Chemistry in Society
- Grades 7-11
From artificial sweeteners in diet soft drinks to batteries in electric cars, chemistry is integral to our everyday lives. This course investigates chemistry as a means to solving real-world problems. You’ll learn about the periodic table, atomic structure, and chemical bonding. In the lab, you and your classmates will investigate solubility, test water samples to identify potential toxins, and participate in a simulation of a town hall meeting to debate how to preserve a community water source. Working in a lab, you’ll learn how chemistry is used to improve the world around us. You’ll examine alternative fuels, the biochemistry of food, and pharmaceuticals using real-life scenarios simulated in the classroom. You’ll conduct calorimetric experiments, prepare biodiesel while investigating alternative fuels, prepare aspirin while learning the healing and toxic properties of pharmaceuticals, and leave the course prepared to take high school chemistry.
Note: You should not take this course if you have already taken high school chemistry.
Typical Class Size: 18-20
- Evaluate chemical and physical property changes and assess observations to make predictions
- Generate balanced chemical equations for combustion reaction and acid/base solutions using correct chemical symbols and formulas
- Devise methods of conserving Earth's renewable and nonrenewable resources
- Create a visual representation of the similarities and differences among scientific laws, theories, and models, and predict conditions under which some assumptions fail
- Measure primary and secondary air pollutants and their sources, and defend strategies to help reduce air pollution by justifying solar radiation and testing greenhouse effects
- Debate how to preserve a community water source as part of a town hall meeting simulation
- Experiment with theories and evaluate equations of kinetic energy, potential energy, and the law of conservation of energy
- Compare the general chemical structure of pharmaceuticals, vitamins, and minerals to evaluate their importance to human health
Summer Dates & Locations
Testing and Prerequisites
|Required Level||CTY-Level||Not required|
Students must achieve qualifying scores on an advanced assessment to be eligible for CTY programs. If you don’t have qualifying scores, you have several different testing options. We’ll help you find the right option for your situation.Sign up for Testing Learn More
Cost and Financial Aid
- Nonrefundable Application Fee - $50 (Waived for financial aid applicants)
- Nonrefundable International Fee - $250 (outside US only)
We have concluded our financial aid application review process for 2023 On-Campus Summer Programs. We encourage those who may need assistance in the future to apply for aid as early as possible.
Please acquire all course materials by the course start date. If you have questions about these materials or difficulty locating them, please contact firstname.lastname@example.org.
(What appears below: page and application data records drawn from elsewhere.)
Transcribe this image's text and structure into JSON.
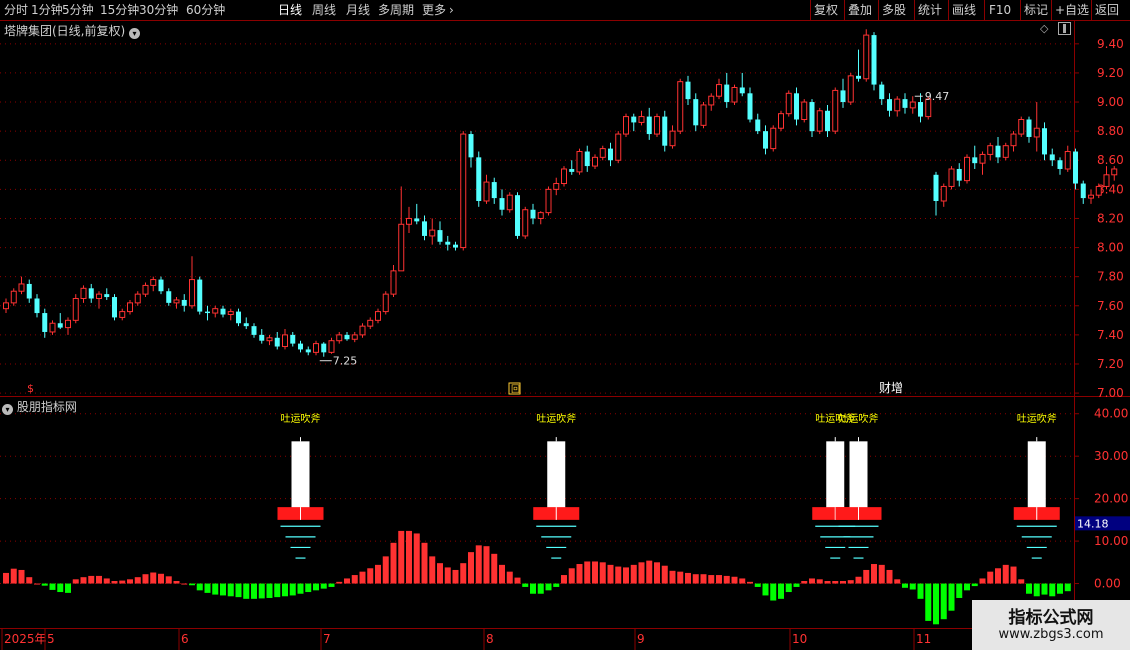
{
  "toolbar": {
    "left": [
      {
        "label": "分时",
        "active": false
      },
      {
        "label": "1分钟",
        "active": false
      },
      {
        "label": "5分钟",
        "active": false
      },
      {
        "label": "15分钟",
        "active": false
      },
      {
        "label": "30分钟",
        "active": false
      },
      {
        "label": "60分钟",
        "active": false
      },
      {
        "label": "日线",
        "active": true
      },
      {
        "label": "周线",
        "active": false
      },
      {
        "label": "月线",
        "active": false
      },
      {
        "label": "多周期",
        "active": false
      },
      {
        "label": "更多",
        "active": false
      }
    ],
    "more_icon": "chevron-right-icon",
    "right": [
      "复权",
      "叠加",
      "多股",
      "统计",
      "画线",
      "F10",
      "标记",
      "+自选",
      "返回"
    ]
  },
  "main_pane": {
    "title": "塔牌集团(日线,前复权)",
    "title_icon": "chevron-down-icon",
    "icons": [
      "diamond-icon",
      "scroll-icon"
    ],
    "high_marker": "9.47",
    "low_marker": "7.25",
    "markers": [
      "$",
      "回",
      "财增"
    ]
  },
  "indicator_pane": {
    "title": "股朋指标网",
    "title_icon": "chevron-down-icon",
    "signal_label": "吐运吹斧",
    "current_value": "14.18"
  },
  "x_axis": {
    "labels": [
      "2025年",
      "5",
      "6",
      "7",
      "8",
      "9",
      "10",
      "11"
    ]
  },
  "watermark": {
    "line1": "指标公式网",
    "line2": "www.zbgs3.com"
  },
  "colors": {
    "up": "#ff3232",
    "down": "#54ffff",
    "grid": "#8b0000",
    "axis_text": "#ff3232",
    "background": "#000000",
    "signal": "#ffff00",
    "volume_down": "#00ff00"
  },
  "chart_data": [
    {
      "type": "candlestick",
      "title": "塔牌集团(日线,前复权)",
      "x_start": "2025-04-24",
      "y_ticks": [
        "7.00",
        "7.20",
        "7.40",
        "7.60",
        "7.80",
        "8.00",
        "8.20",
        "8.40",
        "8.60",
        "8.80",
        "9.00",
        "9.20",
        "9.40"
      ],
      "ylim": [
        6.98,
        9.55
      ],
      "annotations": [
        {
          "label": "9.47",
          "index": 117
        },
        {
          "label": "7.25",
          "index": 41
        }
      ],
      "ohlc": [
        [
          7.58,
          7.65,
          7.55,
          7.62
        ],
        [
          7.62,
          7.72,
          7.6,
          7.7
        ],
        [
          7.7,
          7.8,
          7.68,
          7.75
        ],
        [
          7.75,
          7.78,
          7.62,
          7.65
        ],
        [
          7.65,
          7.68,
          7.52,
          7.55
        ],
        [
          7.55,
          7.58,
          7.38,
          7.42
        ],
        [
          7.42,
          7.5,
          7.4,
          7.48
        ],
        [
          7.48,
          7.55,
          7.44,
          7.45
        ],
        [
          7.45,
          7.52,
          7.4,
          7.5
        ],
        [
          7.5,
          7.68,
          7.48,
          7.65
        ],
        [
          7.65,
          7.74,
          7.62,
          7.72
        ],
        [
          7.72,
          7.75,
          7.62,
          7.65
        ],
        [
          7.65,
          7.7,
          7.58,
          7.68
        ],
        [
          7.68,
          7.72,
          7.64,
          7.66
        ],
        [
          7.66,
          7.68,
          7.5,
          7.52
        ],
        [
          7.52,
          7.58,
          7.5,
          7.56
        ],
        [
          7.56,
          7.64,
          7.54,
          7.62
        ],
        [
          7.62,
          7.7,
          7.6,
          7.68
        ],
        [
          7.68,
          7.76,
          7.66,
          7.74
        ],
        [
          7.74,
          7.8,
          7.7,
          7.78
        ],
        [
          7.78,
          7.8,
          7.68,
          7.7
        ],
        [
          7.7,
          7.72,
          7.6,
          7.62
        ],
        [
          7.62,
          7.66,
          7.58,
          7.64
        ],
        [
          7.64,
          7.68,
          7.56,
          7.6
        ],
        [
          7.6,
          7.94,
          7.58,
          7.78
        ],
        [
          7.78,
          7.8,
          7.54,
          7.56
        ],
        [
          7.56,
          7.6,
          7.5,
          7.55
        ],
        [
          7.55,
          7.6,
          7.52,
          7.58
        ],
        [
          7.58,
          7.6,
          7.52,
          7.54
        ],
        [
          7.54,
          7.58,
          7.5,
          7.56
        ],
        [
          7.56,
          7.58,
          7.46,
          7.48
        ],
        [
          7.48,
          7.52,
          7.44,
          7.46
        ],
        [
          7.46,
          7.48,
          7.38,
          7.4
        ],
        [
          7.4,
          7.44,
          7.34,
          7.36
        ],
        [
          7.36,
          7.4,
          7.33,
          7.38
        ],
        [
          7.38,
          7.42,
          7.3,
          7.32
        ],
        [
          7.32,
          7.44,
          7.3,
          7.4
        ],
        [
          7.4,
          7.42,
          7.32,
          7.34
        ],
        [
          7.34,
          7.36,
          7.28,
          7.3
        ],
        [
          7.3,
          7.32,
          7.26,
          7.28
        ],
        [
          7.28,
          7.36,
          7.26,
          7.34
        ],
        [
          7.34,
          7.35,
          7.25,
          7.28
        ],
        [
          7.28,
          7.38,
          7.27,
          7.36
        ],
        [
          7.36,
          7.42,
          7.34,
          7.4
        ],
        [
          7.4,
          7.42,
          7.36,
          7.37
        ],
        [
          7.37,
          7.42,
          7.35,
          7.4
        ],
        [
          7.4,
          7.48,
          7.38,
          7.46
        ],
        [
          7.46,
          7.52,
          7.44,
          7.5
        ],
        [
          7.5,
          7.58,
          7.48,
          7.56
        ],
        [
          7.56,
          7.7,
          7.54,
          7.68
        ],
        [
          7.68,
          7.88,
          7.66,
          7.84
        ],
        [
          7.84,
          8.42,
          8.08,
          8.16
        ],
        [
          8.16,
          8.28,
          8.1,
          8.2
        ],
        [
          8.2,
          8.3,
          8.16,
          8.18
        ],
        [
          8.18,
          8.22,
          8.05,
          8.08
        ],
        [
          8.08,
          8.2,
          8.02,
          8.12
        ],
        [
          8.12,
          8.18,
          8.02,
          8.04
        ],
        [
          8.04,
          8.08,
          7.98,
          8.02
        ],
        [
          8.02,
          8.04,
          7.98,
          8.0
        ],
        [
          8.0,
          8.8,
          7.98,
          8.78
        ],
        [
          8.78,
          8.8,
          8.55,
          8.62
        ],
        [
          8.62,
          8.66,
          8.28,
          8.32
        ],
        [
          8.32,
          8.5,
          8.3,
          8.45
        ],
        [
          8.45,
          8.48,
          8.3,
          8.34
        ],
        [
          8.34,
          8.4,
          8.22,
          8.26
        ],
        [
          8.26,
          8.38,
          8.24,
          8.36
        ],
        [
          8.36,
          8.38,
          8.06,
          8.08
        ],
        [
          8.08,
          8.28,
          8.06,
          8.26
        ],
        [
          8.26,
          8.3,
          8.16,
          8.2
        ],
        [
          8.2,
          8.25,
          8.16,
          8.24
        ],
        [
          8.24,
          8.42,
          8.22,
          8.4
        ],
        [
          8.4,
          8.48,
          8.36,
          8.44
        ],
        [
          8.44,
          8.56,
          8.42,
          8.54
        ],
        [
          8.54,
          8.6,
          8.5,
          8.52
        ],
        [
          8.52,
          8.68,
          8.5,
          8.66
        ],
        [
          8.66,
          8.7,
          8.52,
          8.56
        ],
        [
          8.56,
          8.64,
          8.54,
          8.62
        ],
        [
          8.62,
          8.7,
          8.6,
          8.68
        ],
        [
          8.68,
          8.72,
          8.56,
          8.6
        ],
        [
          8.6,
          8.8,
          8.58,
          8.78
        ],
        [
          8.78,
          8.92,
          8.76,
          8.9
        ],
        [
          8.9,
          8.92,
          8.8,
          8.86
        ],
        [
          8.86,
          8.94,
          8.84,
          8.9
        ],
        [
          8.9,
          8.96,
          8.74,
          8.78
        ],
        [
          8.78,
          8.92,
          8.76,
          8.9
        ],
        [
          8.9,
          8.94,
          8.66,
          8.7
        ],
        [
          8.7,
          8.84,
          8.68,
          8.8
        ],
        [
          8.8,
          9.16,
          8.78,
          9.14
        ],
        [
          9.14,
          9.18,
          8.98,
          9.02
        ],
        [
          9.02,
          9.06,
          8.8,
          8.84
        ],
        [
          8.84,
          9.0,
          8.82,
          8.98
        ],
        [
          8.98,
          9.06,
          8.94,
          9.04
        ],
        [
          9.04,
          9.16,
          9.02,
          9.12
        ],
        [
          9.12,
          9.2,
          8.96,
          9.0
        ],
        [
          9.0,
          9.12,
          8.98,
          9.1
        ],
        [
          9.1,
          9.2,
          9.04,
          9.06
        ],
        [
          9.06,
          9.1,
          8.86,
          8.88
        ],
        [
          8.88,
          8.92,
          8.78,
          8.8
        ],
        [
          8.8,
          8.84,
          8.64,
          8.68
        ],
        [
          8.68,
          8.84,
          8.66,
          8.82
        ],
        [
          8.82,
          8.94,
          8.8,
          8.92
        ],
        [
          8.92,
          9.08,
          8.9,
          9.06
        ],
        [
          9.06,
          9.1,
          8.84,
          8.88
        ],
        [
          8.88,
          9.02,
          8.86,
          9.0
        ],
        [
          9.0,
          9.02,
          8.76,
          8.8
        ],
        [
          8.8,
          8.96,
          8.78,
          8.94
        ],
        [
          8.94,
          8.98,
          8.76,
          8.8
        ],
        [
          8.8,
          9.1,
          8.78,
          9.08
        ],
        [
          9.08,
          9.16,
          8.96,
          9.0
        ],
        [
          9.0,
          9.2,
          8.98,
          9.18
        ],
        [
          9.18,
          9.36,
          9.14,
          9.16
        ],
        [
          9.16,
          9.5,
          9.14,
          9.46
        ],
        [
          9.46,
          9.48,
          9.08,
          9.12
        ],
        [
          9.12,
          9.14,
          8.98,
          9.02
        ],
        [
          9.02,
          9.06,
          8.9,
          8.94
        ],
        [
          8.94,
          9.04,
          8.9,
          9.02
        ],
        [
          9.02,
          9.06,
          8.92,
          8.96
        ],
        [
          8.96,
          9.04,
          8.92,
          9.0
        ],
        [
          9.0,
          9.06,
          8.86,
          8.9
        ],
        [
          8.9,
          9.04,
          8.88,
          9.02
        ],
        [
          8.5,
          8.52,
          8.22,
          8.32
        ],
        [
          8.32,
          8.44,
          8.28,
          8.42
        ],
        [
          8.42,
          8.56,
          8.4,
          8.54
        ],
        [
          8.54,
          8.58,
          8.42,
          8.46
        ],
        [
          8.46,
          8.64,
          8.44,
          8.62
        ],
        [
          8.62,
          8.7,
          8.54,
          8.58
        ],
        [
          8.58,
          8.66,
          8.5,
          8.64
        ],
        [
          8.64,
          8.72,
          8.6,
          8.7
        ],
        [
          8.7,
          8.76,
          8.58,
          8.62
        ],
        [
          8.62,
          8.72,
          8.6,
          8.7
        ],
        [
          8.7,
          8.8,
          8.66,
          8.78
        ],
        [
          8.78,
          8.9,
          8.76,
          8.88
        ],
        [
          8.88,
          8.9,
          8.72,
          8.76
        ],
        [
          8.76,
          9.0,
          8.66,
          8.82
        ],
        [
          8.82,
          8.86,
          8.6,
          8.64
        ],
        [
          8.64,
          8.68,
          8.56,
          8.6
        ],
        [
          8.6,
          8.62,
          8.5,
          8.54
        ],
        [
          8.54,
          8.7,
          8.52,
          8.66
        ],
        [
          8.66,
          8.68,
          8.4,
          8.44
        ],
        [
          8.44,
          8.46,
          8.3,
          8.34
        ],
        [
          8.34,
          8.4,
          8.3,
          8.36
        ],
        [
          8.36,
          8.44,
          8.34,
          8.42
        ],
        [
          8.42,
          8.56,
          8.4,
          8.5
        ],
        [
          8.5,
          8.56,
          8.46,
          8.54
        ]
      ]
    },
    {
      "type": "bar",
      "title": "股朋指标网",
      "y_ticks": [
        "40.00",
        "30.00",
        "20.00",
        "10.00",
        "0.00"
      ],
      "ylim": [
        -10,
        43
      ],
      "current_value": 14.18,
      "values": [
        2.5,
        3.5,
        3.2,
        1.5,
        0,
        -0.5,
        -1.5,
        -2.0,
        -2.2,
        1.0,
        1.5,
        1.8,
        1.8,
        1.2,
        0.6,
        0.7,
        1.0,
        1.5,
        2.2,
        2.6,
        2.3,
        1.7,
        0.6,
        0,
        -0.4,
        -1.6,
        -2.2,
        -2.6,
        -2.8,
        -3.0,
        -3.2,
        -3.6,
        -3.6,
        -3.5,
        -3.4,
        -3.2,
        -3.0,
        -2.8,
        -2.4,
        -2.0,
        -1.6,
        -1.2,
        -0.8,
        0.4,
        1.2,
        2.0,
        2.8,
        3.6,
        4.4,
        6.4,
        9.6,
        12.4,
        12.4,
        11.8,
        9.6,
        6.4,
        4.8,
        3.8,
        3.2,
        4.8,
        7.4,
        9.0,
        8.8,
        7.0,
        4.4,
        2.8,
        1.4,
        -0.8,
        -2.4,
        -2.4,
        -1.6,
        -0.8,
        2.0,
        3.6,
        4.6,
        5.2,
        5.2,
        5.0,
        4.4,
        4.0,
        3.8,
        4.4,
        5.0,
        5.4,
        5.0,
        4.2,
        3.0,
        2.8,
        2.5,
        2.2,
        2.2,
        2.0,
        2.0,
        1.8,
        1.6,
        1.2,
        0.4,
        -0.8,
        -2.8,
        -4.0,
        -3.6,
        -2.0,
        -0.8,
        0.6,
        1.2,
        1.0,
        0.6,
        0.6,
        0.6,
        0.8,
        1.6,
        3.2,
        4.6,
        4.4,
        3.2,
        1.0,
        -1.0,
        -1.4,
        -3.6,
        -8.8,
        -9.6,
        -8.4,
        -6.4,
        -3.4,
        -1.6,
        -0.6,
        1.2,
        2.8,
        3.6,
        4.4,
        4.0,
        1.0,
        -2.4,
        -3.0,
        -2.6,
        -3.0,
        -2.4,
        -1.8
      ],
      "signals": [
        {
          "label": "吐运吹斧",
          "index": 38
        },
        {
          "label": "吐运吹斧",
          "index": 71
        },
        {
          "label": "吐运吹斧",
          "index": 107
        },
        {
          "label": "吐运吹斧",
          "index": 110
        },
        {
          "label": "吐运吹斧",
          "index": 133
        }
      ]
    }
  ]
}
Course Extras (Lab fee info, etc): Lab fee: $135
These titles have been featured in past sessions of the course, and may be included this summer. CTY provides students with all texts; no purchase is required.
- Chemistry in the Community, American Chemical Society
About Science and Engineering at CTY
Explore space and our planet
In our Introduction to Astronomy course, we’ll visit a nearby observatory or planetarium, see what the cosmos looks like through various spectra, and immerse ourselves in the science and technology that bring the universe closer to home. In Marine Ecology, we’ll visit local wetlands and tidepools, observe flora and fauna, collect water samples and analyze them for clues about their health and humans’ impact. And in The Global Environment, we will explore the human impact on our environment and generate proposals for addressing climate change.
Bond over chemistry
Our chemistry courses help you see the world differently, starting at the atomic level. The Edible World gives budding chefs and science lovers a glimpse into the chemical reactions that happen when we make food, and the chemical makeup of meals and treats we eat every day. In our Crystals and Polymers course, we’ll synthesize slime, grow rock candy, and isolate strawberry DNA to learn about the molecular structure of naturally occurring gems and human-produced plastics. In Chemistry in Society, we’ll consider how the chemicals in products can both enhance and degrade the world around us; produce biodiesel in a lab to understand alternative fuels; and prepare aspirin to learn about the healing and toxic properties of pharmaceuticals.